Again like The Gaslamp Killer, Jeremiah Jae is in some sense post-racial, moving beyond narrow definitions on both a musical and personal level. To reflect the multifaceted nature of his experience he doesn’t just keep it real – he takes his music into the more complicated and symbolic realm of the surreal. Consider »Raw Money (Passage)« in which his inner monkey debates his waking self only to end up in a Monty Python skit about gold lust. Like the best Surrealists, Jae makes his waking world understandable by translating it into the symbols he encounters when asleep.
Other songs on the album do much the same, joining the beat of the streets with the rapid eye movements of the shaman. In doing so, they put story secondary to feel, functioning less like rap tunes than musique concrète. That genre of music emerged almost a century ago, tapping into the possibilities offered by recorded sound. Suddenly the musical palate was open to more than pure instrumentation. Birdcalls, bits of feedback, and samples of factory noise could all now be included in compositions. The studio became an instrument in its own right. The orchestra was no longer the end all be all.
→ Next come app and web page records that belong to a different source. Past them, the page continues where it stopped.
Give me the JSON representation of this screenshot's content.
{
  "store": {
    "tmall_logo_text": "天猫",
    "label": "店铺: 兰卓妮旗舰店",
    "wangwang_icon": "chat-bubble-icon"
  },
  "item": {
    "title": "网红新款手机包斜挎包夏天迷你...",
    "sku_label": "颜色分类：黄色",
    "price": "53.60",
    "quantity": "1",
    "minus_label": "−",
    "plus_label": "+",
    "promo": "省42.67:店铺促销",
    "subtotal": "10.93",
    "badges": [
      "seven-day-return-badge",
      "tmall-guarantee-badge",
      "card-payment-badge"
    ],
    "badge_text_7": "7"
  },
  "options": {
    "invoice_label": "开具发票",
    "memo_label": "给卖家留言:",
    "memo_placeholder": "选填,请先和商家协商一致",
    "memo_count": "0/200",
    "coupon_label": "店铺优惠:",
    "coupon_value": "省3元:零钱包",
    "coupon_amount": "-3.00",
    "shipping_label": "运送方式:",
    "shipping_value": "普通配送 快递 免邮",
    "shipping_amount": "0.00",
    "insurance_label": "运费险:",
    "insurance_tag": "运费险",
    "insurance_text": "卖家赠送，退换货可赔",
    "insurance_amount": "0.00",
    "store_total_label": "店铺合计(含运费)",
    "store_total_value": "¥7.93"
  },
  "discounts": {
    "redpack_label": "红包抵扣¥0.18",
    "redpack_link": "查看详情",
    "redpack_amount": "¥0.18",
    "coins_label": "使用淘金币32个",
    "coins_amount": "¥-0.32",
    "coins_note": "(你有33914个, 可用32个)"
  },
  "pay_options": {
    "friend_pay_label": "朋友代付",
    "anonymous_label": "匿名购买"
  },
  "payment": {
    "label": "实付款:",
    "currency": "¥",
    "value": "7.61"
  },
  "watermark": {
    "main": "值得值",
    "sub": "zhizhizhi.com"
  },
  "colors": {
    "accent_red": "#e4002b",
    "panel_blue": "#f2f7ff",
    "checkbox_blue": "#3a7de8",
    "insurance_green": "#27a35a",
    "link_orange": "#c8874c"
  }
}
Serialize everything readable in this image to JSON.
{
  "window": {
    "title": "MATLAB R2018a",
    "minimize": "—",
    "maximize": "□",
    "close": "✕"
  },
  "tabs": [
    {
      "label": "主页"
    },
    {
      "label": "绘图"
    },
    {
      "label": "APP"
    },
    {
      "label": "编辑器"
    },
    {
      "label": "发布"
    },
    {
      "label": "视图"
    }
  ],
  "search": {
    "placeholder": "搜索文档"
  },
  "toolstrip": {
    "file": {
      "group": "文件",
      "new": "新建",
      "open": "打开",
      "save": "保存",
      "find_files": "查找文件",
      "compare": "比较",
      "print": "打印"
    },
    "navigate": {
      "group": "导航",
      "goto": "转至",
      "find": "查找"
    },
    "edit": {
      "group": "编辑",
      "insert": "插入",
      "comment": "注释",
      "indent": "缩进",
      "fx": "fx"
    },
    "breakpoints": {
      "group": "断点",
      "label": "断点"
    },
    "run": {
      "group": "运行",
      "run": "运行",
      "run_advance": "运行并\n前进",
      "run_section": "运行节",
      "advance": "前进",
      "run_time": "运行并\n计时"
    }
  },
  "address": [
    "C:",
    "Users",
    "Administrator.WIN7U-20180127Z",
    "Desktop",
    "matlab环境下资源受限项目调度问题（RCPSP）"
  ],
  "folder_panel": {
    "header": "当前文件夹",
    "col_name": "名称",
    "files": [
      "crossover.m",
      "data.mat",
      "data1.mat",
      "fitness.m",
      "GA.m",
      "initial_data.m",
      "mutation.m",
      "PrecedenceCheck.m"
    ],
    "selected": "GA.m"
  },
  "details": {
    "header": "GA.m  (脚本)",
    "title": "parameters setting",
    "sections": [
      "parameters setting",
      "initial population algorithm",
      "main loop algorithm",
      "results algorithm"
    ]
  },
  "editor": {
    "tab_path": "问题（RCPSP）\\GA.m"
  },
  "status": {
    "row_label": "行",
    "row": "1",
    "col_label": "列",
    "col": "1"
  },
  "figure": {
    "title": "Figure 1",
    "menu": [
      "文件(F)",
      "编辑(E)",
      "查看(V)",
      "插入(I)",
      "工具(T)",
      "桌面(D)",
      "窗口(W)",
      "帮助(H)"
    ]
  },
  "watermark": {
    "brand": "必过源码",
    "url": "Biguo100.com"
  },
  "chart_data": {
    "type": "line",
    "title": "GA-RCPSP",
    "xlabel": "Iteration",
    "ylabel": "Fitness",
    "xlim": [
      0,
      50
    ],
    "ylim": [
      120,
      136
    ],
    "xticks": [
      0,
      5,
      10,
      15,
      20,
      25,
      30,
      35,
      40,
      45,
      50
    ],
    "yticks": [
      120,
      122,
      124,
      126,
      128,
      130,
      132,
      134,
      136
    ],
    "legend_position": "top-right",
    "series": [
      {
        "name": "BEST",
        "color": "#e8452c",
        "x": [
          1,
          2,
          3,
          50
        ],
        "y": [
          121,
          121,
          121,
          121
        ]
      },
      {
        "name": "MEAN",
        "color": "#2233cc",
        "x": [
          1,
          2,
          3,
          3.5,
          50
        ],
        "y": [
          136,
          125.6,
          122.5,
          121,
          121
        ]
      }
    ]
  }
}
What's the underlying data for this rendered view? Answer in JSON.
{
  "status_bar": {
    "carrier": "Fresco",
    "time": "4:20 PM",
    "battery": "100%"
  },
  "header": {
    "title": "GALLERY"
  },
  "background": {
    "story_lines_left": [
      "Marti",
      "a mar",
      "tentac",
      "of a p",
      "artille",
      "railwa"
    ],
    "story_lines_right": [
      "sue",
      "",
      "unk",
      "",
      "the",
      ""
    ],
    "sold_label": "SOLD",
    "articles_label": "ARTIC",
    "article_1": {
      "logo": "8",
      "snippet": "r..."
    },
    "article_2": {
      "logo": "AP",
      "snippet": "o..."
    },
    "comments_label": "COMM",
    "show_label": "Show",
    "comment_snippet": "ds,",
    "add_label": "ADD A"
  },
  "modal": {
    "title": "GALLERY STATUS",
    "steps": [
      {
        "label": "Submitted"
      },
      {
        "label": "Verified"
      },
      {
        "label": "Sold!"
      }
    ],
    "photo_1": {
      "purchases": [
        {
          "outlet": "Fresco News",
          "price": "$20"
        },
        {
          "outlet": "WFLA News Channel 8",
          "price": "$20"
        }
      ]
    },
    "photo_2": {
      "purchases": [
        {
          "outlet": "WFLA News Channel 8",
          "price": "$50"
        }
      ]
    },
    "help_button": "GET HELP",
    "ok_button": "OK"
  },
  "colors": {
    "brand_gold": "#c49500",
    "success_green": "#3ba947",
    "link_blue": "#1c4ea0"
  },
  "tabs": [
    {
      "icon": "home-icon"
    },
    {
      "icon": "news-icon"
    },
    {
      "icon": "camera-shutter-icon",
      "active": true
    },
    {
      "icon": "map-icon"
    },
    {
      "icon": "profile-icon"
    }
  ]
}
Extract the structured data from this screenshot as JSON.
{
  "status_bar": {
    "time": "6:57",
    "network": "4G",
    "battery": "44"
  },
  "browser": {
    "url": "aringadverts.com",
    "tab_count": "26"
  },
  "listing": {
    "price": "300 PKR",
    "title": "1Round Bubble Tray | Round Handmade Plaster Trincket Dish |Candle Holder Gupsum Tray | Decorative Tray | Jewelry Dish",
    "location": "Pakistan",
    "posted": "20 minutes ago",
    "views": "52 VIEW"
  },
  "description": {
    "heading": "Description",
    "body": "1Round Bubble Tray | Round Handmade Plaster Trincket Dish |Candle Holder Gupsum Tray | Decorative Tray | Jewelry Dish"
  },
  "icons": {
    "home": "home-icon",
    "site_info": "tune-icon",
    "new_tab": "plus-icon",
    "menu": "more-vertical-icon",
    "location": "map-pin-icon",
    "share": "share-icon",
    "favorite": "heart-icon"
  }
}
The first-generation psychedelic rockers knew this. Picking up where Boulez, Stockhausen, and Varèse left off, they abandoned the stage for places like the Abbey Road studios. There the sonic textures were conceivably endless and the journey less to the dance floor than the center of the mind. The Beatles, as so often, were the great avatars, making altered sounds their byword and experimentation their raison d’être. Play it backwards? Sure. Cut it up and throw it in the air? Why not? Filter the voice through a Lesley speaker? Okay. It was all fair game in the big mirror ball sweepstakes, and as they pushed — like Ken Kesey in his bus — ever further, the public followed. To a point.
With »Revolution 9« the Beatles finally found their revolution not ready to be televised. Musique Concrète in the truest sense, this piece had no real melody, rhythm or instruments, just a series of found sounds loosely tied together through the leitmotiv of a mellotron loop and the repeated phrase »number nine«. Even »worse«, it wasn’t »fun« like the old Moptops. As such, it took that proverbial bus well past the last stop where most listeners were ready to get off.
Will The Gaslamp Killer and Jeremiah Jae find their listeners ready to do the same? Will their experiments with both sound and identity leave the audience behind, unable to follow? One hopes not. Amidst the more conventional beats and lyrics, these albums contain some of the best experimental hip hop now out there. Call it psychedelic or simply unconventional. But whatever you call it, make sure you experience it. Or better yet, make sure you are experienced. Both of these albums most definitely pass the acid test.
The Gaslamp Killer Breakthrough Brainfeeder / Ninja Tune / Rough Trade
Jeremiah Jae Raw Money Raps Brainfeeder / Ninja Tune / Rough Trade